(more details at picasa album)
2/12/14:

2/16/14 Europa and shadow with great red spot rotating out of view:


Saturday, February 15, 2014

Jupiter Overview

Jupiter is up for prime viewing this month so here's an overview of the king of planets.
5th planet from the sun, largest, a gas giant covered with clouds. 
The white clouds seen on the surface are thought to be ammonia crystals. Darker shades may be due to phosphorus, sulfur, or hydrocarbons stirred up from lower levels. 
The great red spot is a persistent storm that's been visible for as long as we've been able to see it with telescopes. 

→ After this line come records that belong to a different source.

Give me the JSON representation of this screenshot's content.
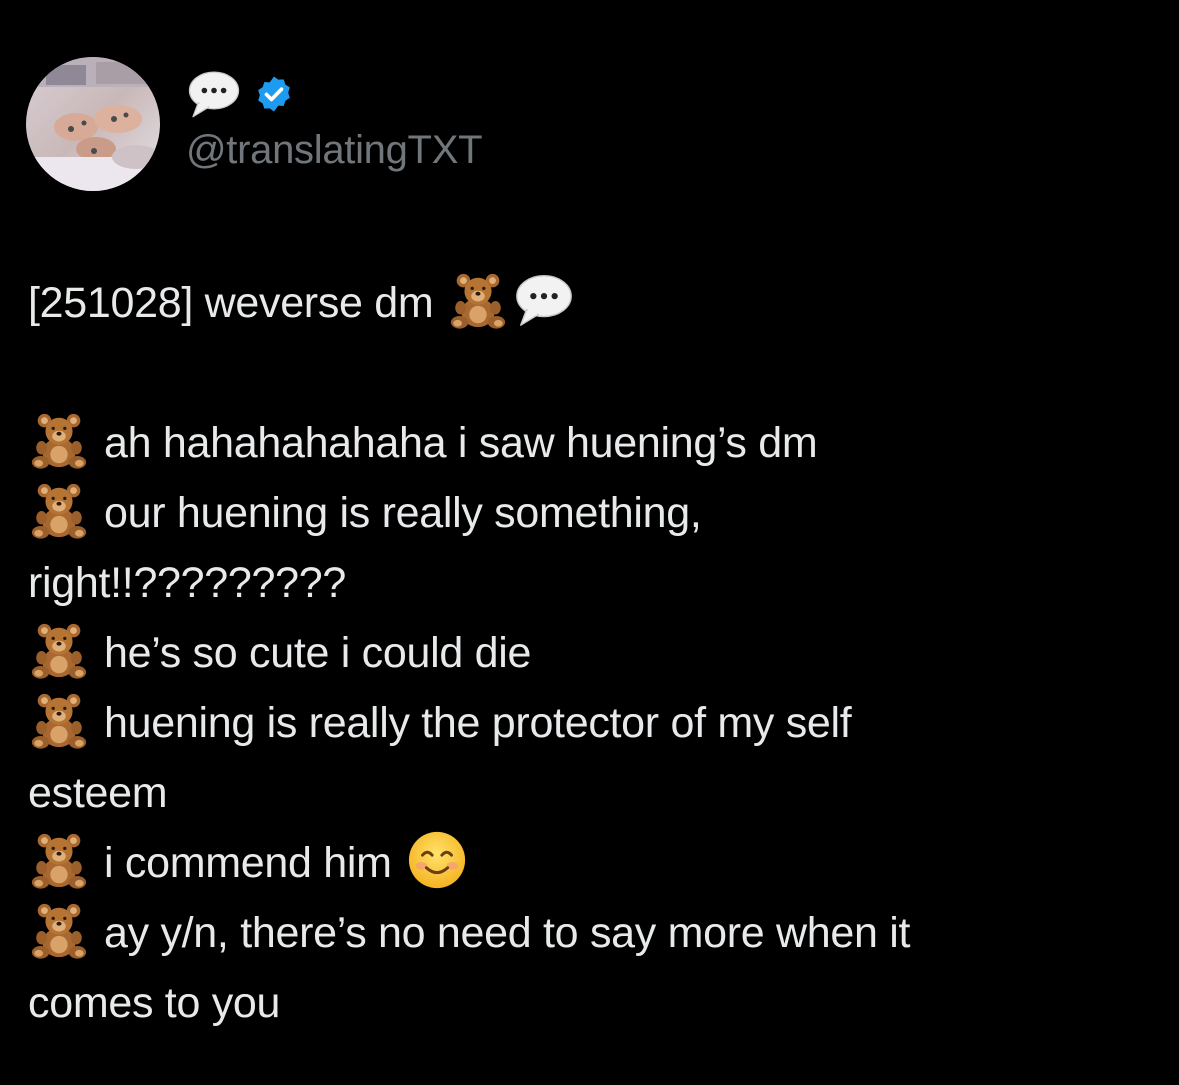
{
  "header": {
    "display_name_icon": "speech-bubble-icon",
    "verified_icon": "verified-badge-icon",
    "verified_color": "#1d9bf0",
    "handle": "@translatingTXT"
  },
  "tweet": {
    "title": "[251028] weverse dm",
    "title_icons": [
      "teddy-bear-icon",
      "speech-bubble-icon"
    ],
    "lines": [
      {
        "icon": "teddy-bear-icon",
        "text": "ah hahahahahaha i saw huening’s dm"
      },
      {
        "icon": "teddy-bear-icon",
        "text": "our huening is really something,"
      },
      {
        "icon": "",
        "text": "right!!?????????"
      },
      {
        "icon": "teddy-bear-icon",
        "text": "he’s so cute i could die"
      },
      {
        "icon": "teddy-bear-icon",
        "text": "huening is really the protector of my self"
      },
      {
        "icon": "",
        "text": "esteem"
      },
      {
        "icon": "teddy-bear-icon",
        "text": "i commend him",
        "trailing_icon": "smiling-face-icon"
      },
      {
        "icon": "teddy-bear-icon",
        "text": "ay y/n, there’s no need to say more when it"
      },
      {
        "icon": "",
        "text": "comes to you"
      }
    ]
  },
  "colors": {
    "background": "#000000",
    "text": "#e7e9ea",
    "secondary_text": "#71767b"
  }
}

Known as the amateur's planet because there's always something going on:
-the 4 bright Galilean moons rotate around the planet, sometimes casting shadows as they cross over the face, other times disappearing from view as they move behind Jupiter or its shadow, only to reappear hours later. 
-the great red spot can be seen at times.  the spot rotates with the clouds on the planet's surface coming into view every 10 hours
-a number of significant planetary events have been discovered by amateurs including major meteor strikes leaving transient spots on the surface, formation and disappearance of normally consistent bands, spots, etc. 

Low power view with binoculars will show a disk with the 4 Galilean moons in various arrangements in a line around the planet.  modest magnification with a telescope (60-80x) will reveal several cloud belts on the surface:

the face of jupiter typically has two prominent dark stripes across the center along with grey/brown regions at the poles.



at higher magnification (100-200x) with good seeing and the right time you may see the Great Red Spot as well as smaller white ovals:












here's Europa and shadow crossing the face:















double, then rare triple shadow transit

















One year, one of Jupiter's dark belts disappeared, returning several months later:






at one point, a second red spot appeared
here's red spot junior, barely visible at the tip of the arrow:







the slightly blue patches in the central white band are areas of clear sky, blue for the same reason ours is (i think):






a neat trick is to take two photographs of Jupiter 20 minutes apart.  the rotation allows you to create a 3D pair:

Friday, February 14, 2014

something red for valentine's

fair seeing last night
in time for a valentine's
shot of the GRS












20 minutes rotation:

stereo pair











put a paper between the two and view binocular style for a 3-D effect

Sunday, February 9, 2014

Jupiter Callisto transit

seeing has improved from poor to mediocre
here's a bit better shot of Jupiter with moon Callisto and shadow transiting the face: